As with all stories, the narrative of JOHNNY has definitely grown and transformed throughout the development and production process. I think the most important moments of evolution that we found were the result of working hard to uncover the truth of what each character was searching for in their own individual journeys.
What type of feedback have you received so far?
The reactions we’ve been getting from audiences thus far have been extremely touching and humbling. We’ve seen that for a lot of people, JOHNNY has been an opportunity to experience a story about some of the struggles faced by gay men that don’t usually get represented in narrative film.
I know that for myself, when I was younger and beginning to come to terms with my sexuality, the representations of gay men that I was able to find in mainstream media didn’t reflect me, and it left me feeling very confused and alone. Having the opportunity to make one person feel less alone in this world, even if it’s only for 20 minutes, is an opportunity for which I could not be more grateful.
Has the feedback surprised or challenged your point of view?
For me personally it’s been a wonderful reinforcement that I’m not alone in the way that I’ve felt during my own personal journey. Hearing people identify and empathize with a story that’s so closely related to my own struggles has been incredibly comforting and reassuring.
What are you looking to achieve by having your film more visible on www.wearemovingstories.com?
The importance of storytelling for me is contributing to an ongoing dialogue about how we can become more accepting and understanding of each other, regardless of how we may be different. Any opportunity to share our story with an audience is an opportunity to bring people together with the hope of creating a more accepting and loving community.
Who do you need to come on board (producers, sales agents, buyers, distributors, film festival directors, journalists) to amplify this film’s message?
Once we’ve completed our festival season, we will be looking for an online home for JOHNNY. We would love to find a distribution platform that is interested in hosting the film. We would also gladly welcome any opportunity to speak with other journalists who would like to assist in furthering the conversations initiated by the film.
What type of impact and/or reception would you like this film to have?
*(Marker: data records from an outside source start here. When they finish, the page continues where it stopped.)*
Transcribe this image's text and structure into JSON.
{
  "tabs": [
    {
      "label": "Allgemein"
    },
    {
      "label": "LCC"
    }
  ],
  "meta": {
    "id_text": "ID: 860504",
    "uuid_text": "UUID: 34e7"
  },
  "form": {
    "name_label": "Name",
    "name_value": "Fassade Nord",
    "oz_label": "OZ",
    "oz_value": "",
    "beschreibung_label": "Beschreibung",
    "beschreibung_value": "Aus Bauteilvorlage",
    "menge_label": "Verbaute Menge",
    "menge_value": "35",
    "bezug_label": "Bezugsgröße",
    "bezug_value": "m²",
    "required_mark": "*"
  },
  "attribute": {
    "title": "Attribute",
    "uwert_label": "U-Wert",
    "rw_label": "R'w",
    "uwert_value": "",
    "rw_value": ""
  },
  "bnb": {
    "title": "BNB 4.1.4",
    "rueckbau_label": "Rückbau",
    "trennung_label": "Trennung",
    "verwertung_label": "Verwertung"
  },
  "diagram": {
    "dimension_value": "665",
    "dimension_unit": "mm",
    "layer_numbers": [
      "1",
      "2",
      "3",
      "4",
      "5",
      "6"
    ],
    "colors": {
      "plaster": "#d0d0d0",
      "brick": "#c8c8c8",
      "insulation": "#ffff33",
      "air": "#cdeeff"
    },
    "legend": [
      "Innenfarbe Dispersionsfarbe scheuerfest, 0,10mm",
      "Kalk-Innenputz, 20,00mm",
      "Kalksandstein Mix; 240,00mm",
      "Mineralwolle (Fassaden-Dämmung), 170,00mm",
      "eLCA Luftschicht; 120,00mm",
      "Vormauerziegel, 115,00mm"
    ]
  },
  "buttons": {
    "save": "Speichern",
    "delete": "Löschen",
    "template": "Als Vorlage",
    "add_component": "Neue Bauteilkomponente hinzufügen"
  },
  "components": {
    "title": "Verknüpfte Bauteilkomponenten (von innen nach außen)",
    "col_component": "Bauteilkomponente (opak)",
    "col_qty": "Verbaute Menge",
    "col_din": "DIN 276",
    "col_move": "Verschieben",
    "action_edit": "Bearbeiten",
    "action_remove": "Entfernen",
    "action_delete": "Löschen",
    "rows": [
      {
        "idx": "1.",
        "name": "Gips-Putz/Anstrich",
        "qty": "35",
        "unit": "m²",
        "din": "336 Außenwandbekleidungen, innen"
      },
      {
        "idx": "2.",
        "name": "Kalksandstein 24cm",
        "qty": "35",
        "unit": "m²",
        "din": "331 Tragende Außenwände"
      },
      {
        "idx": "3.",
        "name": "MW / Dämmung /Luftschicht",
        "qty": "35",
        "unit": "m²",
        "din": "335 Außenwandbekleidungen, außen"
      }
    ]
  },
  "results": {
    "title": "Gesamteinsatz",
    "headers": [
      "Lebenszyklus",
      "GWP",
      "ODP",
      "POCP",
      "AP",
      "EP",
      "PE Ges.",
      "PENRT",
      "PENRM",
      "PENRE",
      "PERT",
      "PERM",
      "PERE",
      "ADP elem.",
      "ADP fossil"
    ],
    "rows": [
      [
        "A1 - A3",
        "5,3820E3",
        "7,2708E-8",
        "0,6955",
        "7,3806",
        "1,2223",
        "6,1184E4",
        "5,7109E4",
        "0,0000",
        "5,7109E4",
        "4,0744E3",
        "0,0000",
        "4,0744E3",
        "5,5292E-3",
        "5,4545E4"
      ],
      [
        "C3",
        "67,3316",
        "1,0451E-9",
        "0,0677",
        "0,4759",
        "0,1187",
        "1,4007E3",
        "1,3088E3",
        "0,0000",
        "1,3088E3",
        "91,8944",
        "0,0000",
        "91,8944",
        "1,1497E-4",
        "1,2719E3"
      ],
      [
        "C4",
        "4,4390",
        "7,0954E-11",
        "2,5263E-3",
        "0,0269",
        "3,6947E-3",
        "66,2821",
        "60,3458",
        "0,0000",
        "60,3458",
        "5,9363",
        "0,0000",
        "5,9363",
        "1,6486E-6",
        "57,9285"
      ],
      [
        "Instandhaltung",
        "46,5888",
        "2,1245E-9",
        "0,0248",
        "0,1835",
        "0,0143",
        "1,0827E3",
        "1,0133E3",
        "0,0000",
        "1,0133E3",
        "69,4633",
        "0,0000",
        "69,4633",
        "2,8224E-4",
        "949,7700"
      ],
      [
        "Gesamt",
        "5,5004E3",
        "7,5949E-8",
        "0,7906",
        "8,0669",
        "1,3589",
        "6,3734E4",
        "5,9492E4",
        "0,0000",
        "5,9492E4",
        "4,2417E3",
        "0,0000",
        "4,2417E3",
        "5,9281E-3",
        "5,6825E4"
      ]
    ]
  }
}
I would love for JOHNNY to inspire people to connect with others in a more compassionate way. We are all experiencing a myriad of struggles and setbacks as we journey though this life, and just because someone else’s journey may look different than yours, it doesn’t mean it’s any less difficult. We are all human, and we all need support sometimes.
What’s a key question that will help spark a debate or begin a conversation about this film?
I think the main characters in JOHNNY are both struggling with a similar question, which is whether they may actually deserve the hardships they’ve faced because there is something wrong with them.
For me personally, this is a question that I asked myself many times as I struggled to accept my own sexual identity. And I hope that one question we can begin to ask each other instead is: “What can I do to make sure that the generation that follows me never feels as though who they are is inherently wrong?”
Would you like to add anything else?
I would just like to thank you and We Are Moving Stories for taking the time to speak with me and giving me an opportunity to talk more about why this film is so important to me. Also, if anyone would like to connect with us, learn more about the film, or would even just like to continue having a dialogue, please visit our website: www.JohnnyTheFilm.com or connect with us on social media: www.facebook.com/JohnnyTheFilm
What are the key creatives developing or working on now?
Micah, the director of JOHNNY, and I are currently workshopping some ideas for our next project together; and in the meantime, I am also co-producing a new film project called Before Night, which is scheduled to be released later this year.